For the good of consumers and competition on the internet, we welcome any renewed interest by USA regulators into Google's anticompetitive behavior.
The U.S. probe would focus on accusations Google gave preference to its own businesses in search results, one source said.
Google and Facebook are in the crosshairs of potential U.S. antitrust probes that could disrupt their businesses or even break them apart - but it's not the first time they have faced heat from the feds.
In 2013, the FTC closed an antitrust investigation of Google over whether it favored certain search results, among other things.
Google, which did not comment at the time, has previously said it has invested in China for years and plans to continue to do so, but that the company also was continuing to work with the US government on projects in healthcare, cybersecurity and other fields.
House passes bill to provide permanent legal protection for 'Dreamers'

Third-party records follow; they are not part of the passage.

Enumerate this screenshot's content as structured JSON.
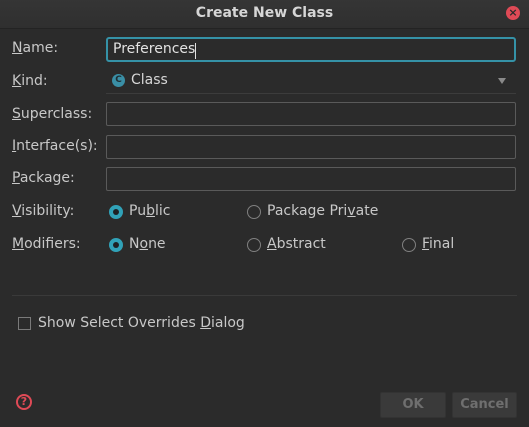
{
  "window": {
    "title": "Create New Class",
    "close_icon": "×"
  },
  "form": {
    "name": {
      "label": "Name:",
      "mnemonic": "N",
      "rest": "ame:",
      "value": "Preferences"
    },
    "kind": {
      "mnemonic": "K",
      "rest": "ind:",
      "icon": "C",
      "selected": "Class"
    },
    "superclass": {
      "mnemonic": "S",
      "rest": "uperclass:",
      "value": ""
    },
    "interfaces": {
      "mnemonic": "I",
      "rest": "nterface(s):",
      "value": ""
    },
    "package": {
      "mnemonic": "P",
      "rest": "ackage:",
      "value": ""
    },
    "visibility": {
      "mnemonic": "V",
      "rest": "isibility:",
      "options": [
        {
          "pre": "Pu",
          "mn": "b",
          "post": "lic",
          "checked": true
        },
        {
          "pre": "Package Pri",
          "mn": "v",
          "post": "ate",
          "checked": false
        }
      ]
    },
    "modifiers": {
      "mnemonic": "M",
      "rest": "odifiers:",
      "options": [
        {
          "pre": "N",
          "mn": "o",
          "post": "ne",
          "checked": true
        },
        {
          "pre": "",
          "mn": "A",
          "post": "bstract",
          "checked": false
        },
        {
          "pre": "",
          "mn": "F",
          "post": "inal",
          "checked": false
        }
      ]
    },
    "show_overrides": {
      "pre": "Show Select Overrides ",
      "mn": "D",
      "post": "ialog",
      "checked": false
    }
  },
  "buttons": {
    "ok": "OK",
    "cancel": "Cancel"
  },
  "help_icon": "?",
  "colors": {
    "accent": "#31a2b8",
    "close": "#df4a56",
    "background": "#2b2b2b"
  }
}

According to CNN , the vote comes almost a month after Trump introduced a plan to overhaul the country's immigration system. They also have to have lived continuously in this country for four years, have a diploma from a USA high school or a GED.
As things stand right now, it's unclear what exactly the Justice Department is supposed to be looking into specifically.
Many tech companies are happy about a potential Google probe. Elizabeth Warren, a Democratic 2020 presidential candidate, has made it a key part of her platform to break up the big tech companies, including Google, Apple and Amazon.
Google and Facebook - dominant players in the online advertising space - have sophisticated tools in their systems that may create unfair competition which may disadvantage smaller players when competing for advertising dollars.
Justin Post, analyst at Bank of America Merrill Lynch, believes that a potential investigation might lead to a breakup. Google declined any comment.
The FTC is already investigating Facebook over the Cambridge Analytica scandal with the social network bracing itself for fines of up to $5bn (£3.9bn). Facebook said in April that it expected to be fined up to 5 billion USA dollars by the regulator. The FTC declined to comment, and Facebook did not immediately respond to a request. And despite an "unfavorable" legal environment for regulators, they may feel more emboldened to go after the companies even if the chances of success are low.
That the issue of monopoly power of United States companies, not just in the internet sector, but also in the pharmaceutical industry, could evolve into a significant 2020 campaign topic is historic, said Weber Waller.